▸ What you need to do:
Would you please reproduce all the entries word for word, minus the pictures?

▸ Data supplied:
>>>>>

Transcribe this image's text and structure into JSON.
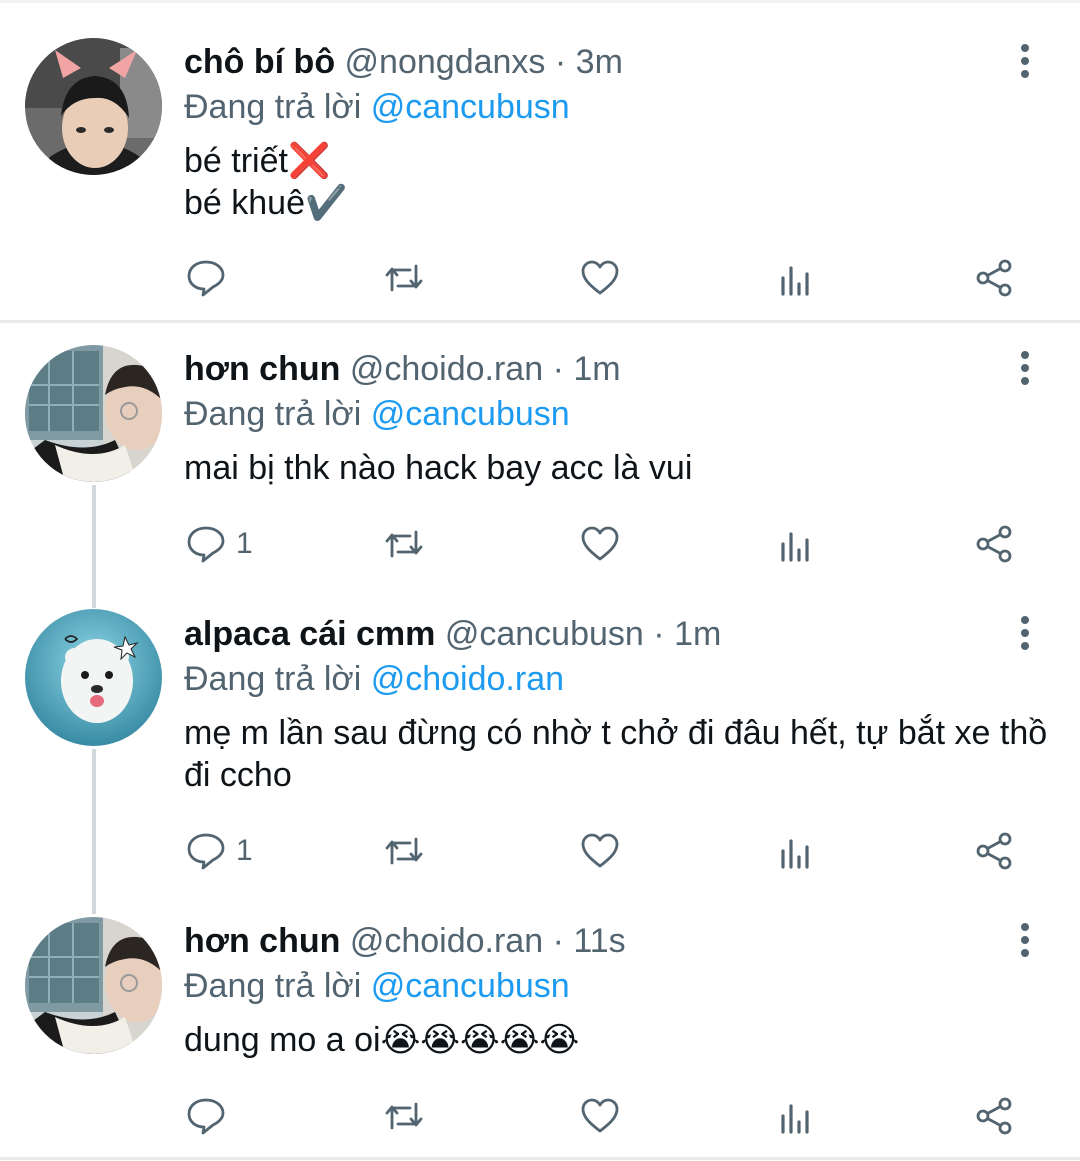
{
  "reply_prefix": "Đang trả lời",
  "tweets": [
    {
      "name": "chô bí bô",
      "handle": "@nongdanxs",
      "separator": "·",
      "time": "3m",
      "reply_to": "@cancubusn",
      "text": "bé triết❌\nbé khuê✔️",
      "reply_count": ""
    },
    {
      "name": "hơn chun",
      "handle": "@choido.ran",
      "separator": "·",
      "time": "1m",
      "reply_to": "@cancubusn",
      "text": "mai bị thk nào hack bay acc là vui",
      "reply_count": "1"
    },
    {
      "name": "alpaca cái cmm",
      "handle": "@cancubusn",
      "separator": "·",
      "time": "1m",
      "reply_to": "@choido.ran",
      "text": "mẹ m lần sau đừng có nhờ t chở đi đâu hết, tự bắt xe thồ đi ccho",
      "reply_count": "1"
    },
    {
      "name": "hơn chun",
      "handle": "@choido.ran",
      "separator": "·",
      "time": "11s",
      "reply_to": "@cancubusn",
      "text": "dung mo a oi😭😭😭😭😭",
      "reply_count": ""
    }
  ],
  "icons": {
    "reply": "reply-icon",
    "retweet": "retweet-icon",
    "like": "heart-icon",
    "analytics": "analytics-icon",
    "share": "share-icon",
    "more": "more-vertical-icon"
  },
  "colors": {
    "mention": "#1d9bf0",
    "secondary_text": "#536471",
    "icon": "#536471"
  }
}
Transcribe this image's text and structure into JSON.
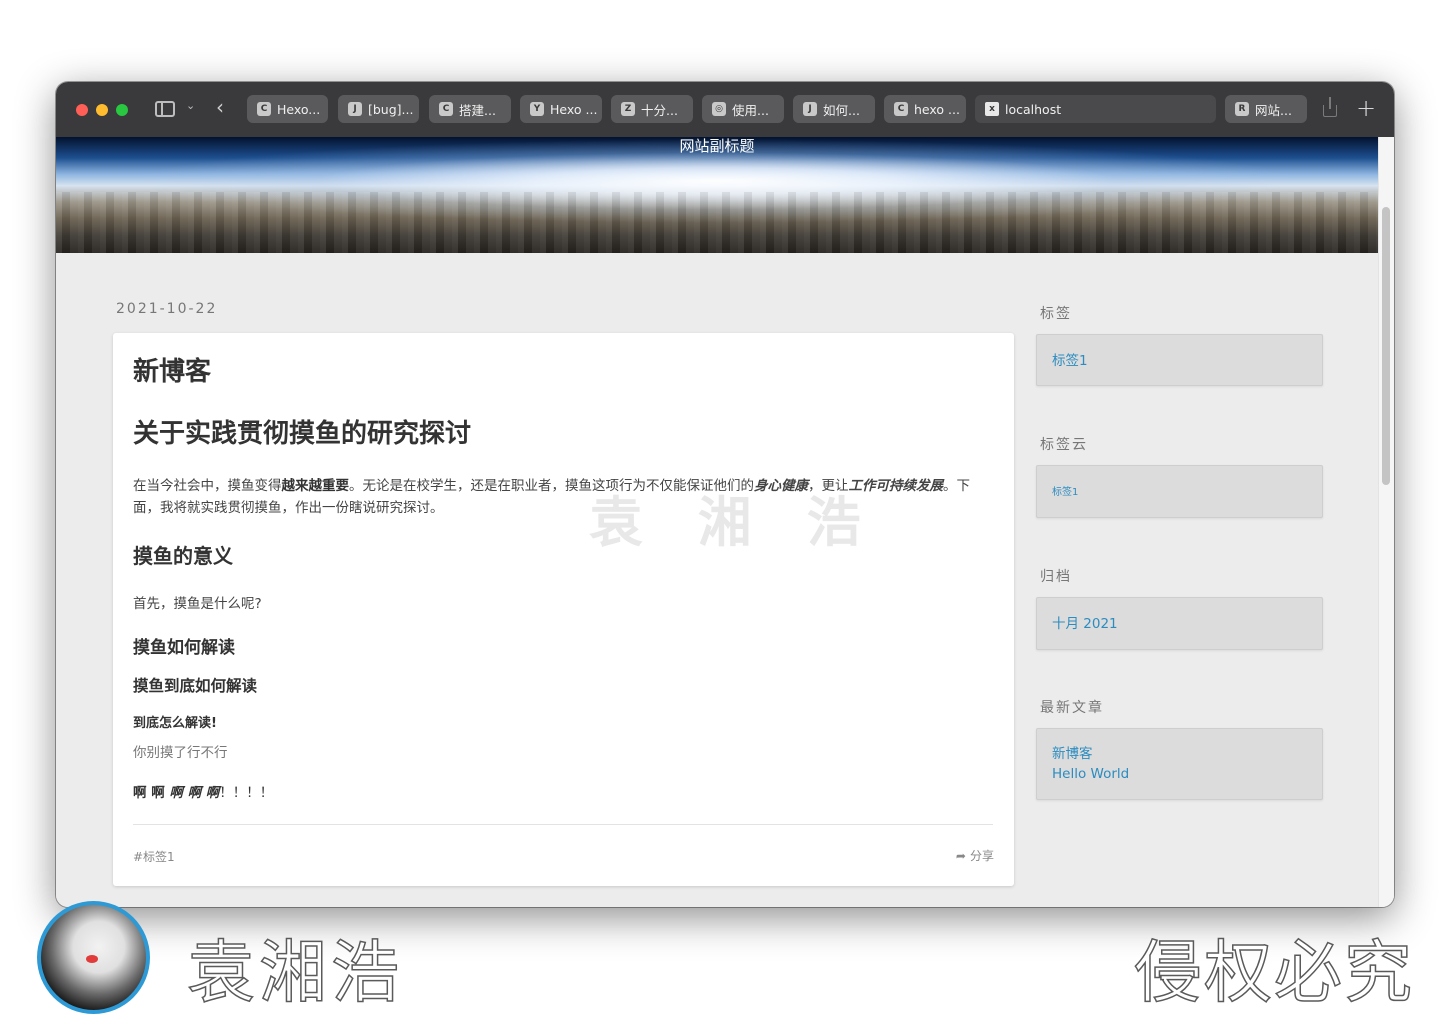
{
  "browser": {
    "tabs": [
      {
        "favicon": "C",
        "label": "Hexo..."
      },
      {
        "favicon": "J",
        "label": "[bug]..."
      },
      {
        "favicon": "C",
        "label": "搭建..."
      },
      {
        "favicon": "Y",
        "label": "Hexo ..."
      },
      {
        "favicon": "Z",
        "label": "十分..."
      },
      {
        "favicon": "◎",
        "label": "使用..."
      },
      {
        "favicon": "J",
        "label": "如何..."
      },
      {
        "favicon": "C",
        "label": "hexo ..."
      },
      {
        "favicon": "x",
        "label": "localhost"
      },
      {
        "favicon": "R",
        "label": "网站..."
      }
    ]
  },
  "site": {
    "subtitle": "网站副标题"
  },
  "post": {
    "date": "2021-10-22",
    "title": "新博客",
    "h1": "关于实践贯彻摸鱼的研究探讨",
    "para_1": "在当今社会中，摸鱼变得",
    "para_bold": "越来越重要",
    "para_2": "。无论是在校学生，还是在职业者，摸鱼这项行为不仅能保证他们的",
    "para_em1": "身心健康",
    "para_3": "，更让",
    "para_em2": "工作可持续发展",
    "para_4": "。下面，我将就实践贯彻摸鱼，作出一份瞎说研究探讨。",
    "h2": "摸鱼的意义",
    "p2": "首先，摸鱼是什么呢?",
    "h3": "摸鱼如何解读",
    "h4": "摸鱼到底如何解读",
    "h5": "到底怎么解读!",
    "h6": "你别摸了行不行",
    "p3_a": "啊 啊 ",
    "p3_b": "啊 啊 啊",
    "p3_c": "！！！！",
    "tag": "#标签1",
    "share": "分享",
    "watermark": "袁 湘 浩"
  },
  "sidebar": {
    "tags_title": "标签",
    "tags_item": "标签1",
    "cloud_title": "标签云",
    "cloud_item": "标签1",
    "archive_title": "归档",
    "archive_item": "十月 2021",
    "recent_title": "最新文章",
    "recent_items": [
      "新博客",
      "Hello World"
    ]
  },
  "overlay": {
    "name": "袁湘浩",
    "notice": "侵权必究"
  }
}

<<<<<

▸ Result of the exercise:
Transcribe this image's text and structure into JSON.
{
  "reply_prefix": "Đang trả lời",
  "tweets": [
    {
      "name": "chô bí bô",
      "handle": "@nongdanxs",
      "separator": "·",
      "time": "3m",
      "reply_to": "@cancubusn",
      "text": "bé triết❌\nbé khuê✔️",
      "reply_count": ""
    },
    {
      "name": "hơn chun",
      "handle": "@choido.ran",
      "separator": "·",
      "time": "1m",
      "reply_to": "@cancubusn",
      "text": "mai bị thk nào hack bay acc là vui",
      "reply_count": "1"
    },
    {
      "name": "alpaca cái cmm",
      "handle": "@cancubusn",
      "separator": "·",
      "time": "1m",
      "reply_to": "@choido.ran",
      "text": "mẹ m lần sau đừng có nhờ t chở đi đâu hết, tự bắt xe thồ đi ccho",
      "reply_count": "1"
    },
    {
      "name": "hơn chun",
      "handle": "@choido.ran",
      "separator": "·",
      "time": "11s",
      "reply_to": "@cancubusn",
      "text": "dung mo a oi😭😭😭😭😭",
      "reply_count": ""
    }
  ],
  "icons": {
    "reply": "reply-icon",
    "retweet": "retweet-icon",
    "like": "heart-icon",
    "analytics": "analytics-icon",
    "share": "share-icon",
    "more": "more-vertical-icon"
  },
  "colors": {
    "mention": "#1d9bf0",
    "secondary_text": "#536471",
    "icon": "#536471"
  }
}
Transcribe this image's text and structure into JSON.
{
  "browser": {
    "tabs": [
      {
        "favicon": "C",
        "label": "Hexo..."
      },
      {
        "favicon": "J",
        "label": "[bug]..."
      },
      {
        "favicon": "C",
        "label": "搭建..."
      },
      {
        "favicon": "Y",
        "label": "Hexo ..."
      },
      {
        "favicon": "Z",
        "label": "十分..."
      },
      {
        "favicon": "◎",
        "label": "使用..."
      },
      {
        "favicon": "J",
        "label": "如何..."
      },
      {
        "favicon": "C",
        "label": "hexo ..."
      },
      {
        "favicon": "x",
        "label": "localhost"
      },
      {
        "favicon": "R",
        "label": "网站..."
      }
    ]
  },
  "site": {
    "subtitle": "网站副标题"
  },
  "post": {
    "date": "2021-10-22",
    "title": "新博客",
    "h1": "关于实践贯彻摸鱼的研究探讨",
    "para_1": "在当今社会中，摸鱼变得",
    "para_bold": "越来越重要",
    "para_2": "。无论是在校学生，还是在职业者，摸鱼这项行为不仅能保证他们的",
    "para_em1": "身心健康",
    "para_3": "，更让",
    "para_em2": "工作可持续发展",
    "para_4": "。下面，我将就实践贯彻摸鱼，作出一份瞎说研究探讨。",
    "h2": "摸鱼的意义",
    "p2": "首先，摸鱼是什么呢?",
    "h3": "摸鱼如何解读",
    "h4": "摸鱼到底如何解读",
    "h5": "到底怎么解读!",
    "h6": "你别摸了行不行",
    "p3_a": "啊 啊 ",
    "p3_b": "啊 啊 啊",
    "p3_c": "！！！！",
    "tag": "#标签1",
    "share": "分享",
    "watermark": "袁 湘 浩"
  },
  "sidebar": {
    "tags_title": "标签",
    "tags_item": "标签1",
    "cloud_title": "标签云",
    "cloud_item": "标签1",
    "archive_title": "归档",
    "archive_item": "十月 2021",
    "recent_title": "最新文章",
    "recent_items": [
      "新博客",
      "Hello World"
    ]
  },
  "overlay": {
    "name": "袁湘浩",
    "notice": "侵权必究"
  }
}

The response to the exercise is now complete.